“We’re also discussing capacity building because the ministry is big and has many entities. Because Saudi Arabia is a large country and has the capacity to meet some of its food requirements internally, what’s required is a better understanding of the country’s natural capabilities in terms of production of the crops it needs, like certain cereals,” Elouafi said.

“The way the authorities are going about it right now is more organized and more holistic. They’re trying to plan it properly.”

Elouafi said that having a better understanding of Saudi Arabia’s water constraints and managing the precious resource is essential.


Although almost the entire country is arid, there is rainfall in the north and along the mountain range to the west, especially in the far southwest, which receives monsoon rains in summer.


Sporadic rain may also occur elsewhere. Sometimes it is very heavy, causing serious flooding, including in Riyadh.

“They (the government) are very interested in drought management systems. The Kingdom has a long history of agriculture,” Elouafi said.

“It has large quantities of water in terms of rainfall, and certain regions have mountainous conditions, which are conducive to agriculture.”

Clearly, preservation of water resources is a priority for the Saudi government.
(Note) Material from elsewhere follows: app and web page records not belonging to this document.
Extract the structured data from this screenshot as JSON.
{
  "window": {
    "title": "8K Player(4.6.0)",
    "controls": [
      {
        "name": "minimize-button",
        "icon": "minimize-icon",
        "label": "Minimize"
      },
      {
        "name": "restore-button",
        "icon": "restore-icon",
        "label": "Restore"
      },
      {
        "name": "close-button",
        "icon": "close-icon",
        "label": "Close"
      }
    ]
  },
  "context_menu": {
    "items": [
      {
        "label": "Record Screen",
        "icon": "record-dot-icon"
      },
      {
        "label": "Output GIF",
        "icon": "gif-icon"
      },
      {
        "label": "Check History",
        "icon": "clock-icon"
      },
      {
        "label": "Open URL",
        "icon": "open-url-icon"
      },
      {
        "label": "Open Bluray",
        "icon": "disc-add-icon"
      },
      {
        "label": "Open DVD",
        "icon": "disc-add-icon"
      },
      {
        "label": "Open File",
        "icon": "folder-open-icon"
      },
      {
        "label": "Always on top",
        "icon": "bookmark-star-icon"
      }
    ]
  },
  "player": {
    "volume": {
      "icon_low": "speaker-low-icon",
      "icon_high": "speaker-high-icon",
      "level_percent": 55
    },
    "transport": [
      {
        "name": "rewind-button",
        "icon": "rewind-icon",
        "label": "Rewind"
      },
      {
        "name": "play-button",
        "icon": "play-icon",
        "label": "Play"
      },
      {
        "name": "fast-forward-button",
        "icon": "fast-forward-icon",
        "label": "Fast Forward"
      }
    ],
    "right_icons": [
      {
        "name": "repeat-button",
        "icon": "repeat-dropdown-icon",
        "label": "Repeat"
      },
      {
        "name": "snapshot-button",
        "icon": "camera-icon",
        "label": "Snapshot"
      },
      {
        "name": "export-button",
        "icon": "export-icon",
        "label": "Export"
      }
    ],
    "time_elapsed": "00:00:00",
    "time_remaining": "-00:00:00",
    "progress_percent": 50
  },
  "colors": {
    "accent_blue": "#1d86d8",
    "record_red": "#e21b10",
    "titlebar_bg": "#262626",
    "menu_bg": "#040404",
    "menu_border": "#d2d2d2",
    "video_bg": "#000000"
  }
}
But no less urgent is the task of conversion of green waste to improve soil quality, increase soil productivity and water retention, and reduce demand for irrigation.

The Kingdom is one of at least three Gulf Cooperation Council countries that are taking steps to develop a regulatory framework for the recycling of waste into compost.

Saudi Arabia, the UAE and Oman are respectively aiming to recycle 85 percent, 75 percent and 60 percent of their municipal solid waste over the next decade, according to a report by the Economist Intelligence Unit (EIU) entitled “Global Food Trends to 2030.”

Saudi Arabia and the UAE rank in the bottom quartile of the 34 countries covered by the EIU’s Food Sustainability Index, with low scores for nutrition and food loss and waste. 

The answer, according to many farmers, policymakers and food-industry experts, is a shift toward more sustainable management of each country’s natural resources.